- Chicago School’s intellectual revolution and the derived policies changed the original goals of antitrust and anti-monopoly regulations
- Dividing Working Class: How Liberals and Conservatives separated race from class from the Cold War to Clinton era
- Louis Hyman: the restructuring of the corporation led to the restructuring of work, decreasing labor incomes and increasing personal debt
Join the Economic Sociology and Political Economy community via
Facebook / Twitter / LinkedIn / Google+ / Instagram / Tumblr
“So, when people borrowed in the post-war era, they were able to pay back what they borrowed. That changed in the 1990s … and it wasn’t because people were borrowing more. It was because they were making less money.”
Simply not true. Household, at all income levels increased borrowing from 1989 to 2004, by -triple digit- percentages, per Federal Reserve data. During this same period, household incomes of the lower 80 percentiles largely stagnated, then declined after 2004, per U.S> Census Bureau data.
Thus, households substituted the lack of substantive income increases with increases in debt loads.

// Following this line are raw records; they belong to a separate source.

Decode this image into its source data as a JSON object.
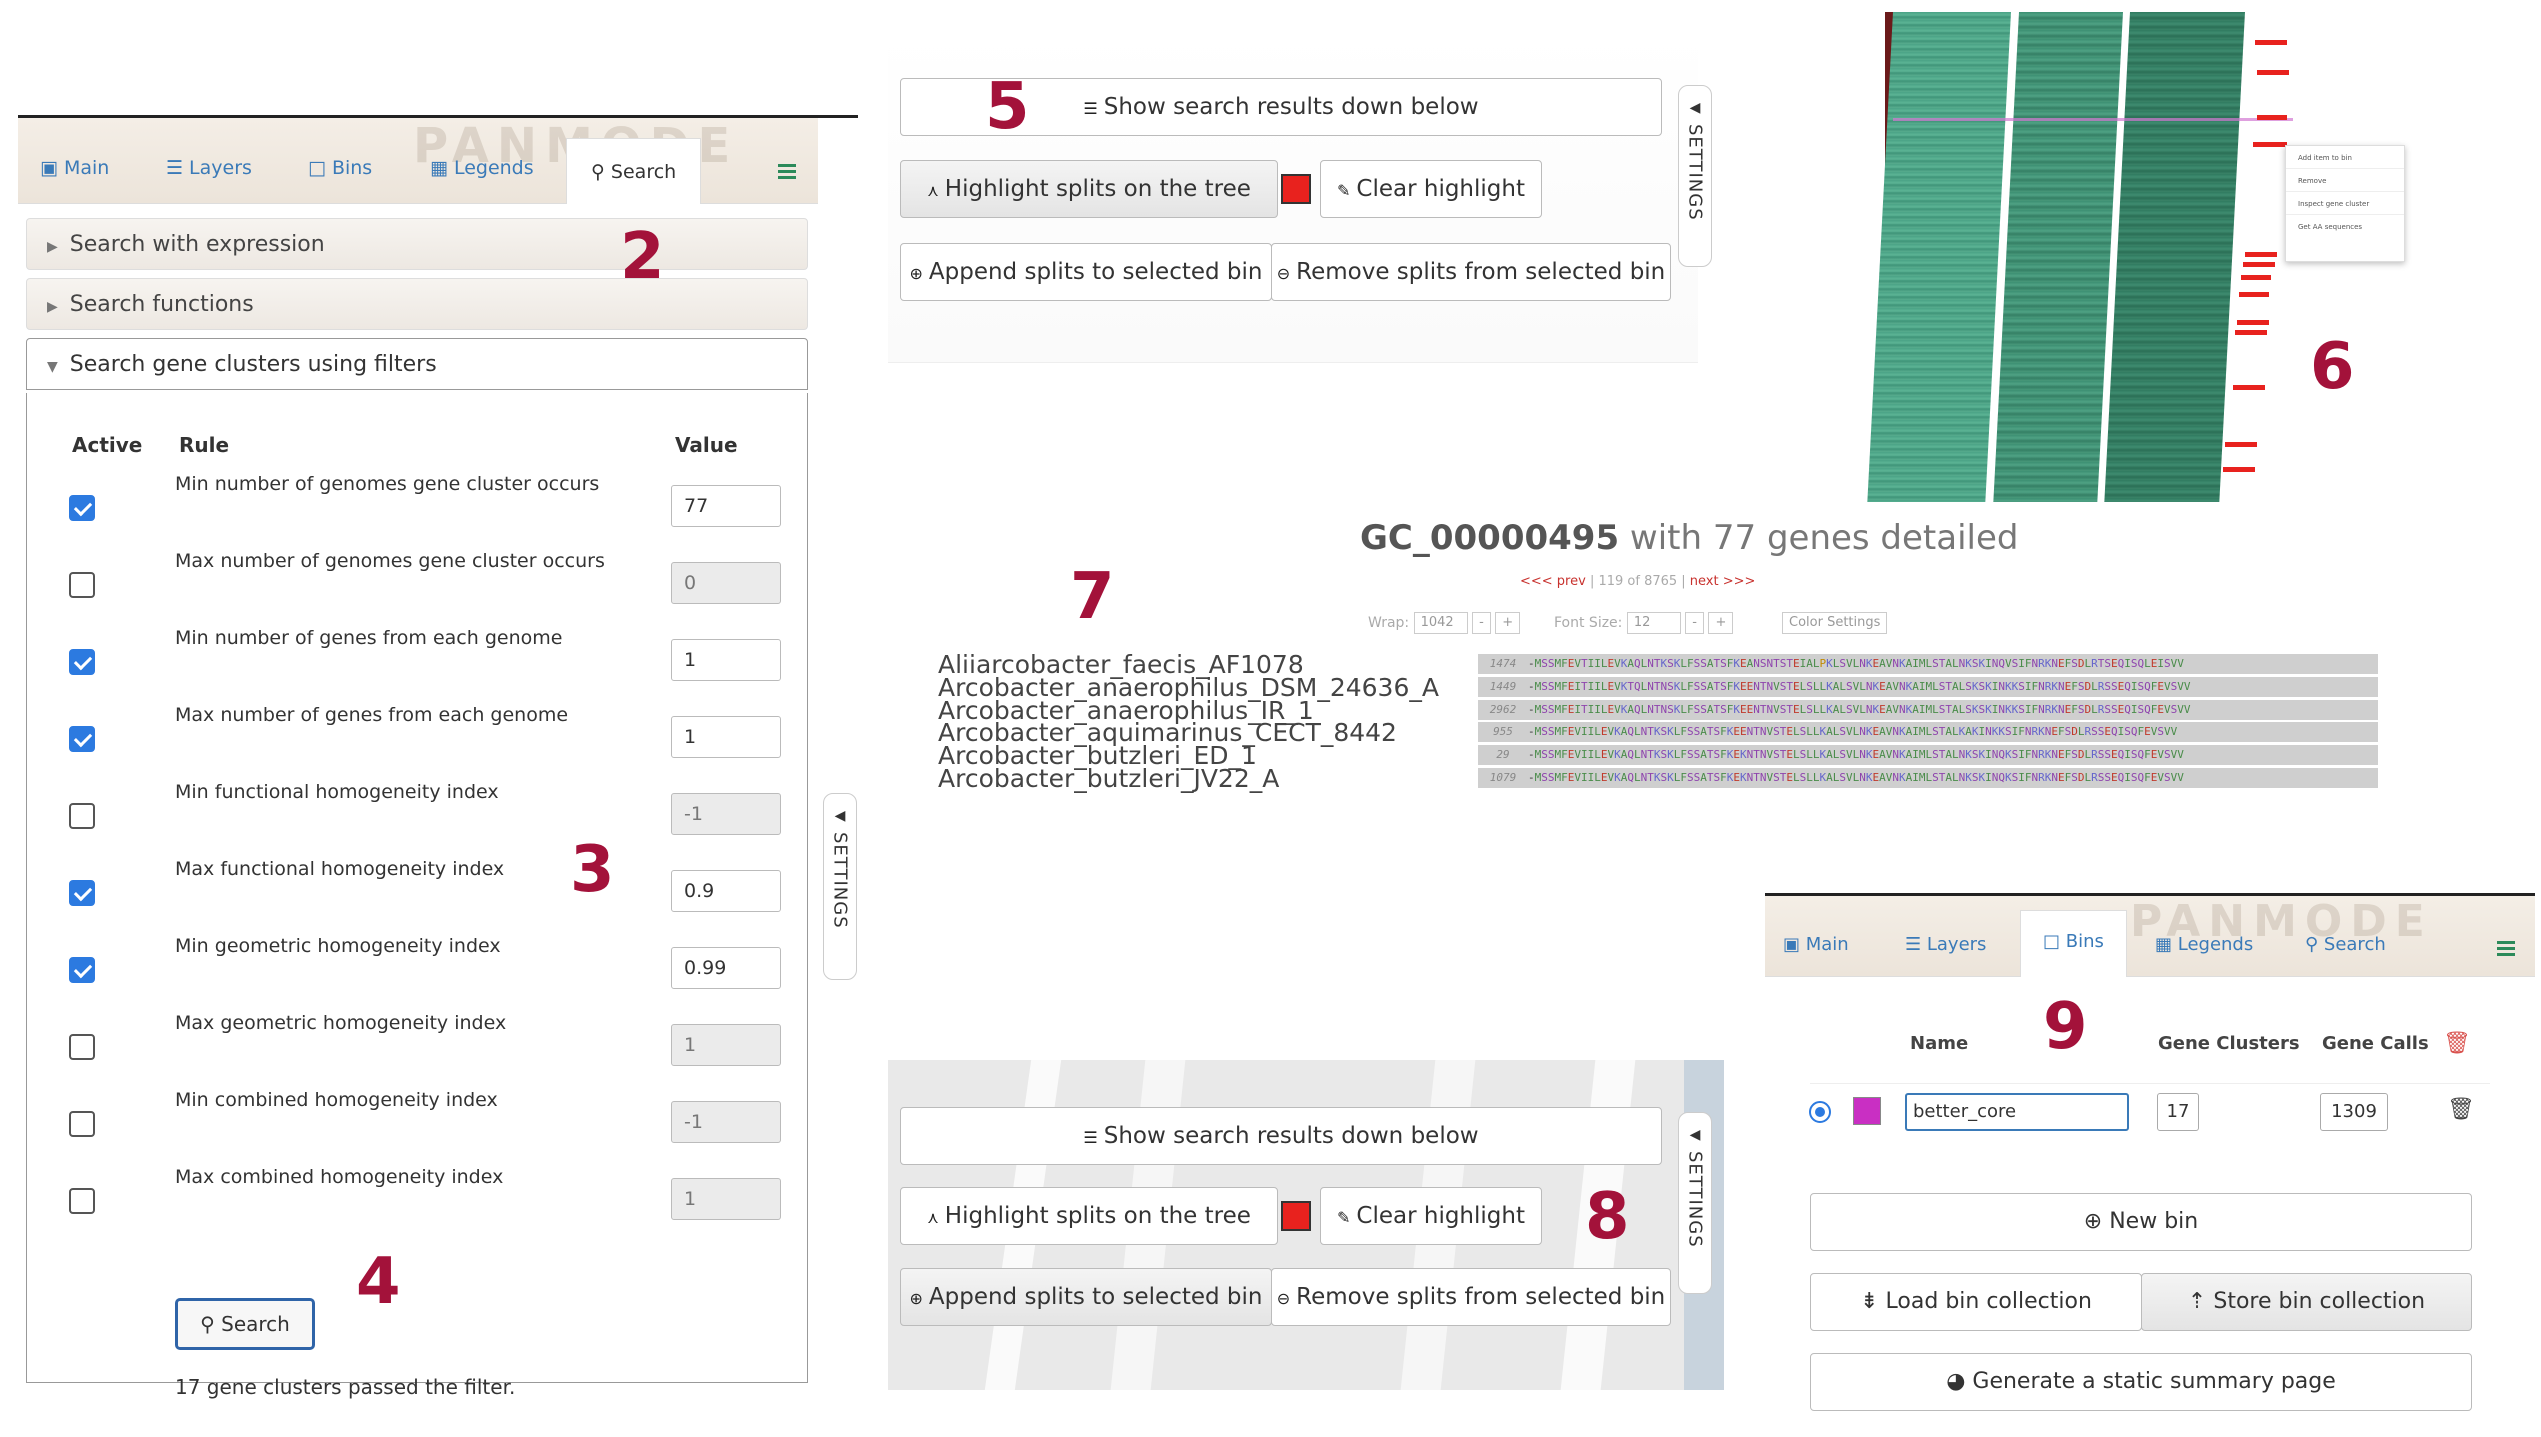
{
  "markers": {
    "m2": "2",
    "m3": "3",
    "m4": "4",
    "m5": "5",
    "m6": "6",
    "m7": "7",
    "m8": "8",
    "m9": "9"
  },
  "watermark": "PANMODE",
  "search_panel": {
    "tabs": [
      "Main",
      "Layers",
      "Bins",
      "Legends",
      "Search"
    ],
    "active_tab": "Search",
    "accordions": [
      "Search with expression",
      "Search functions",
      "Search gene clusters using filters"
    ],
    "headers": {
      "active": "Active",
      "rule": "Rule",
      "value": "Value"
    },
    "rules": [
      {
        "label": "Min number of genomes gene cluster occurs",
        "value": "77",
        "checked": true
      },
      {
        "label": "Max number of genomes gene cluster occurs",
        "value": "0",
        "checked": false
      },
      {
        "label": "Min number of genes from each genome",
        "value": "1",
        "checked": true
      },
      {
        "label": "Max number of genes from each genome",
        "value": "1",
        "checked": true
      },
      {
        "label": "Min functional homogeneity index",
        "value": "-1",
        "checked": false
      },
      {
        "label": "Max functional homogeneity index",
        "value": "0.9",
        "checked": true
      },
      {
        "label": "Min geometric homogeneity index",
        "value": "0.99",
        "checked": true
      },
      {
        "label": "Max geometric homogeneity index",
        "value": "1",
        "checked": false
      },
      {
        "label": "Min combined homogeneity index",
        "value": "-1",
        "checked": false
      },
      {
        "label": "Max combined homogeneity index",
        "value": "1",
        "checked": false
      }
    ],
    "search_button": "Search",
    "result_text": "17 gene clusters passed the filter.",
    "settings_label": "SETTINGS"
  },
  "toolbar": {
    "show_results": "Show search results down below",
    "highlight": "Highlight splits on the tree",
    "clear": "Clear highlight",
    "append": "Append splits to selected bin",
    "remove": "Remove splits from selected bin",
    "settings_label": "SETTINGS",
    "highlight_color": "#e8221e"
  },
  "context_menu": [
    "Add item to bin",
    "Remove",
    "Inspect gene cluster",
    "Get AA sequences"
  ],
  "gene_cluster": {
    "id": "GC_00000495",
    "title_rest": " with 77 genes detailed",
    "prev": "<<< prev",
    "position": " | 119 of 8765 | ",
    "next": "next >>>",
    "wrap_label": "Wrap:",
    "wrap_value": "1042",
    "font_label": "Font Size:",
    "font_value": "12",
    "minus": "-",
    "plus": "+",
    "color_settings": "Color Settings",
    "genomes": [
      {
        "name": "Aliiarcobacter_faecis_AF1078",
        "num": "1474",
        "seq": "-MSSMFEVTIILEVKAQLNTKSKLFSSATSFKEANSNTSTEIALPKLSVLNKEAVNKAIMLSTALNKSKINQVSIFNRKNEFSDLRTSEQISQLEISVV"
      },
      {
        "name": "Arcobacter_anaerophilus_DSM_24636_A",
        "num": "1449",
        "seq": "-MSSMFEITIILEVKTQLNTNSKLFSSATSFKEENTNVSTELSLLKALSVLNKEAVNKAIMLSTALSKSKINKKSIFNRKNEFSDLRSSEQISQFEVSVV"
      },
      {
        "name": "Arcobacter_anaerophilus_IR_1",
        "num": "2962",
        "seq": "-MSSMFEITIILEVKAQLNTNSKLFSSATSFKEENTNVSTELSLLKALSVLNKEAVNKAIMLSTALSKSKINKKSIFNRKNEFSDLRSSEQISQFEVSVV"
      },
      {
        "name": "Arcobacter_aquimarinus_CECT_8442",
        "num": "955",
        "seq": "-MSSMFEVIILEVKAQLNTKSKLFSSATSFKEENTNVSTELSLLKALSVLNKEAVNKAIMLSTALKAKINKKSIFNRKNEFSDLRSSEQISQFEVSVV"
      },
      {
        "name": "Arcobacter_butzleri_ED_1",
        "num": "29",
        "seq": "-MSSMFEVIILEVKAQLNTKSKLFSSATSFKEKNTNVSTELSLLKALSVLNKEAVNKAIMLSTALNKSKINQKSIFNRKNEFSDLRSSEQISQFEVSVV"
      },
      {
        "name": "Arcobacter_butzleri_JV22_A",
        "num": "1079",
        "seq": "-MSSMFEVIILEVKAQLNTKSKLFSSATSFKEKNTNVSTELSLLKALSVLNKEAVNKAIMLSTALNKSKINQKSIFNRKNEFSDLRSSEQISQFEVSVV"
      }
    ]
  },
  "bins_panel": {
    "tabs": [
      "Main",
      "Layers",
      "Bins",
      "Legends",
      "Search"
    ],
    "active_tab": "Bins",
    "headers": {
      "name": "Name",
      "gene_clusters": "Gene Clusters",
      "gene_calls": "Gene Calls"
    },
    "bin": {
      "name": "better_core",
      "gene_clusters": "17",
      "gene_calls": "1309",
      "color": "#c92fc3"
    },
    "new_bin": "New bin",
    "load": "Load bin collection",
    "store": "Store bin collection",
    "summary": "Generate a static summary page"
  }
}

See pp. 3-5 in “The Vanishing Middle,” free download available on Google drive at bit.ly/1KHjBKy